▶ Activity
In the listing below, pick out lines with "Access".

Exercise data section start

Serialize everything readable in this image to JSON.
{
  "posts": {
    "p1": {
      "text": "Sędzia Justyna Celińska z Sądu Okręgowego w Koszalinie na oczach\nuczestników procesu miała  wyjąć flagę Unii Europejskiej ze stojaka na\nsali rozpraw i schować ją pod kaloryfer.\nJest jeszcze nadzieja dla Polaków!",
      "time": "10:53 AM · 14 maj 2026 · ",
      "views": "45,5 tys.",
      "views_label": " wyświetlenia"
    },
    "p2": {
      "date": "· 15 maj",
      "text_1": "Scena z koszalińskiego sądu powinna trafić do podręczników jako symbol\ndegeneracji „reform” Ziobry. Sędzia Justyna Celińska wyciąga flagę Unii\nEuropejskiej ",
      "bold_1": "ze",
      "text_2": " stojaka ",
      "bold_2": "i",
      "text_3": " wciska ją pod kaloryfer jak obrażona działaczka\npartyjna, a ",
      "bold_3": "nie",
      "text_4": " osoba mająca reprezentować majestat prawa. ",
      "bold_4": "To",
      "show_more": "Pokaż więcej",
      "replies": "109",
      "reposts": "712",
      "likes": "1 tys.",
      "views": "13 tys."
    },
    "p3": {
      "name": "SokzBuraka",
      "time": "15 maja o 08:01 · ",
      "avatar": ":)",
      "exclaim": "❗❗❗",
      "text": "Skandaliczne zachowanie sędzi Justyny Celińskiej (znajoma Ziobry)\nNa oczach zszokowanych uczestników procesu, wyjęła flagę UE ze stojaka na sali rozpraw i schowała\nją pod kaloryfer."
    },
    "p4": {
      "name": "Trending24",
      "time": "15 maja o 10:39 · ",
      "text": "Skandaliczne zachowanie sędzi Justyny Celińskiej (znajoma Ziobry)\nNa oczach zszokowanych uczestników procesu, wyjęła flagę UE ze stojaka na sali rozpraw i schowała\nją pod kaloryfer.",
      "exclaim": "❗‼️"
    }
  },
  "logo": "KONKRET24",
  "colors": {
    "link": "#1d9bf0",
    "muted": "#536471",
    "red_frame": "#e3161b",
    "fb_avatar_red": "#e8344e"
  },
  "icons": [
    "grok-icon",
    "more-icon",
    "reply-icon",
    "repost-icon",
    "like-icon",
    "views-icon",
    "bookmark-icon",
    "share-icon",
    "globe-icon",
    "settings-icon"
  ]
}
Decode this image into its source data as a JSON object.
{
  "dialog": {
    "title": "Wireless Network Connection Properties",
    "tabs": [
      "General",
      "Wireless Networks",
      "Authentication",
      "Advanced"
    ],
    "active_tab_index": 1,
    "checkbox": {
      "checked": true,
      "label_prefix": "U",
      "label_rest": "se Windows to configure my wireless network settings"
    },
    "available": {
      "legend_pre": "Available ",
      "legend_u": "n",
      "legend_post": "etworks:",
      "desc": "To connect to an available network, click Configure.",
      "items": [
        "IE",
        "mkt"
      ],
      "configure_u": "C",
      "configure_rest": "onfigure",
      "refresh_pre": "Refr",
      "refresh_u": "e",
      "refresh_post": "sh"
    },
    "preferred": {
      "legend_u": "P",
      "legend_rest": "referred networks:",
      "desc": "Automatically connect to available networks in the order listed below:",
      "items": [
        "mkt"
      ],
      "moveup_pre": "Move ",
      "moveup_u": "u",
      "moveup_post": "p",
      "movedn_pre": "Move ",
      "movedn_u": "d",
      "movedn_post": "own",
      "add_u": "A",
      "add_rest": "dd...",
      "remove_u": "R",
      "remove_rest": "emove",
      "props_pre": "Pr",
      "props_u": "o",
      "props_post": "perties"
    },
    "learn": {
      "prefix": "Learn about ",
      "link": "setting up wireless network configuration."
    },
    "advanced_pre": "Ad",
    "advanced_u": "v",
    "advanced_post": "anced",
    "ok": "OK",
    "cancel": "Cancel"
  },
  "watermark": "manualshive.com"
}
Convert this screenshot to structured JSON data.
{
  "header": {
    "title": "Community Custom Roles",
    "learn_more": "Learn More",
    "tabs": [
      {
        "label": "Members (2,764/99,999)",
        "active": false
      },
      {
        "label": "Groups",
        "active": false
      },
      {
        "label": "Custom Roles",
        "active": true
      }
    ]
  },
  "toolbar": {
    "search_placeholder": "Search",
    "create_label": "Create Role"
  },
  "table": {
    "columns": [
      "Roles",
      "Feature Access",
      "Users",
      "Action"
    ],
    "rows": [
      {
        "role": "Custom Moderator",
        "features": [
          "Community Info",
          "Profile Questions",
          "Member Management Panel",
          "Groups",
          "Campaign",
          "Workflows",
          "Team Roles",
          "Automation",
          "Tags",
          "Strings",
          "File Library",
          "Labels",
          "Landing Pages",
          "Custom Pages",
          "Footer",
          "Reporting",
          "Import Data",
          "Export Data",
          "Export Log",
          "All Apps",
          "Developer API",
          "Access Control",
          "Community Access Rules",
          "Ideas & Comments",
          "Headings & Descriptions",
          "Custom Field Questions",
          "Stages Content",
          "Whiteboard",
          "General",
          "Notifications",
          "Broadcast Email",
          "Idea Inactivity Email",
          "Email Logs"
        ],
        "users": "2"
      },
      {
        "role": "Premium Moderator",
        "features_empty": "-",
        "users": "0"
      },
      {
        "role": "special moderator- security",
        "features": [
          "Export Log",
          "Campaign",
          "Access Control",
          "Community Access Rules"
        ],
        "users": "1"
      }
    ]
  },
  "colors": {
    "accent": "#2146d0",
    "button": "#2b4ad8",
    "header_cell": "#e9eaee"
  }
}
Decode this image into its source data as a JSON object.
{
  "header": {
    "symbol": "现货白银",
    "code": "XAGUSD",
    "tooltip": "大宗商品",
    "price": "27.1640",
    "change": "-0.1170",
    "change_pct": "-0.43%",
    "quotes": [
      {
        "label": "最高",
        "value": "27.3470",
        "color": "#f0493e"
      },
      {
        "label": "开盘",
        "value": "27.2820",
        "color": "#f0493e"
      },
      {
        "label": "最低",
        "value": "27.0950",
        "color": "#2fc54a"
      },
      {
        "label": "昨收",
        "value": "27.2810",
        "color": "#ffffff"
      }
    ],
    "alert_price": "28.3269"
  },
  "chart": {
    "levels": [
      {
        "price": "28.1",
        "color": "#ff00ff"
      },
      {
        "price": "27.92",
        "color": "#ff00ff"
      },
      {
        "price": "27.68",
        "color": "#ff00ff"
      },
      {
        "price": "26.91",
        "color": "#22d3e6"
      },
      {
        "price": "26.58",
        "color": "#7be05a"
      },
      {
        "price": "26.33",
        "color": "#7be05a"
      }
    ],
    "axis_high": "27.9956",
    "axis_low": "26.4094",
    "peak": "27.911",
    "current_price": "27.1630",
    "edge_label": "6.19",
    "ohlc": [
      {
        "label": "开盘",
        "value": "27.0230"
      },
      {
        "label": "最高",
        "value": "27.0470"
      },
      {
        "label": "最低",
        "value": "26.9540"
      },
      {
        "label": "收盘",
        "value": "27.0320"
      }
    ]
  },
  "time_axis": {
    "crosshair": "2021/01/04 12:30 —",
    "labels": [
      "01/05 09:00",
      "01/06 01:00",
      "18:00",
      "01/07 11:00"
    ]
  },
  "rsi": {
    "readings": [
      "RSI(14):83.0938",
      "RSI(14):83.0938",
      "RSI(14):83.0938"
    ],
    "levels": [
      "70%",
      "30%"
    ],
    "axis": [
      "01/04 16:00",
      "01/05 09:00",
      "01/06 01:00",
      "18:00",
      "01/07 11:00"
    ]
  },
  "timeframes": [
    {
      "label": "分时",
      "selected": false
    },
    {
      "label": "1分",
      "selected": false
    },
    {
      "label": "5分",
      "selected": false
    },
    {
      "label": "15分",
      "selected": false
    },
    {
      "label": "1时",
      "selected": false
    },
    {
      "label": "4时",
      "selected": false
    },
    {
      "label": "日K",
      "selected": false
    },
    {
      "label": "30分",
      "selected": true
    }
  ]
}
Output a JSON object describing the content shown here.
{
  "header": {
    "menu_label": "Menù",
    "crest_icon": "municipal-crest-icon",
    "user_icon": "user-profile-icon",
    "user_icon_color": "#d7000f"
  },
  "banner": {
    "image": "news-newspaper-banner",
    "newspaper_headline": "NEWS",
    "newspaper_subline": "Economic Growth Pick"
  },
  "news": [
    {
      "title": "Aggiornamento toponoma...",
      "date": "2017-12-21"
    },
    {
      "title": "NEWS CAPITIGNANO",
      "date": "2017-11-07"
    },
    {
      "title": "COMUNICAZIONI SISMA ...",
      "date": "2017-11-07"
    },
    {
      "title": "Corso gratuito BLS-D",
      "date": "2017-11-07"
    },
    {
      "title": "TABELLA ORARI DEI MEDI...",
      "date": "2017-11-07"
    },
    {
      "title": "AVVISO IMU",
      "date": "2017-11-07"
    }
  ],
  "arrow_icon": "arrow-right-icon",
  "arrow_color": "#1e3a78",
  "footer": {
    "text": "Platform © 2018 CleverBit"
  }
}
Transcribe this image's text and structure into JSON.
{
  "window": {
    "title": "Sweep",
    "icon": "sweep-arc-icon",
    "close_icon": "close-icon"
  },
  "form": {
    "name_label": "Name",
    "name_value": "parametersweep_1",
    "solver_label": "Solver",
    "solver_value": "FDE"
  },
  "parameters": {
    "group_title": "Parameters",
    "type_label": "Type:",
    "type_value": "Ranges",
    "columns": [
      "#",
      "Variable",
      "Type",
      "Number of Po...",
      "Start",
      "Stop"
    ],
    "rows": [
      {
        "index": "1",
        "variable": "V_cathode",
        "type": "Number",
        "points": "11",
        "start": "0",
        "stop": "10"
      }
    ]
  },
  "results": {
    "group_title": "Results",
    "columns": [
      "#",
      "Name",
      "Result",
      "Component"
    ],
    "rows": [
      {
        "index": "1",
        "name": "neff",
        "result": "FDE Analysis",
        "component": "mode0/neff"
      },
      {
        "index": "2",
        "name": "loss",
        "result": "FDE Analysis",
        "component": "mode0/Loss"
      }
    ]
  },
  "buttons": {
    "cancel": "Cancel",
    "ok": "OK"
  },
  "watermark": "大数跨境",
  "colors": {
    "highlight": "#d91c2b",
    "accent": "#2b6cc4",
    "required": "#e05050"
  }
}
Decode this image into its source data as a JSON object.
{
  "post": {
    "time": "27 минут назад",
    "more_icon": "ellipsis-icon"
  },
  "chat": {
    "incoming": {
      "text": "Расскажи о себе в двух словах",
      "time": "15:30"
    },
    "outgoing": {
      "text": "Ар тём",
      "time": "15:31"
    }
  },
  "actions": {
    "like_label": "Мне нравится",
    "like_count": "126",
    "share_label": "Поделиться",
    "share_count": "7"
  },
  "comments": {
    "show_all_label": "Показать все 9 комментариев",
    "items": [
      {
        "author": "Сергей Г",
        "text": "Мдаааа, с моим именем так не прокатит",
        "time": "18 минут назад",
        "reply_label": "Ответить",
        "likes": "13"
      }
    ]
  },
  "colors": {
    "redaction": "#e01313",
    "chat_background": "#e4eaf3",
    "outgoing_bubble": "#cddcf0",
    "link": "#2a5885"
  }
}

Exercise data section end

▶ Answer to the exercise
      "Feature Access",
          "Access Control",
          "Community Access Rules",
          "Access Control",
          "Community Access Rules"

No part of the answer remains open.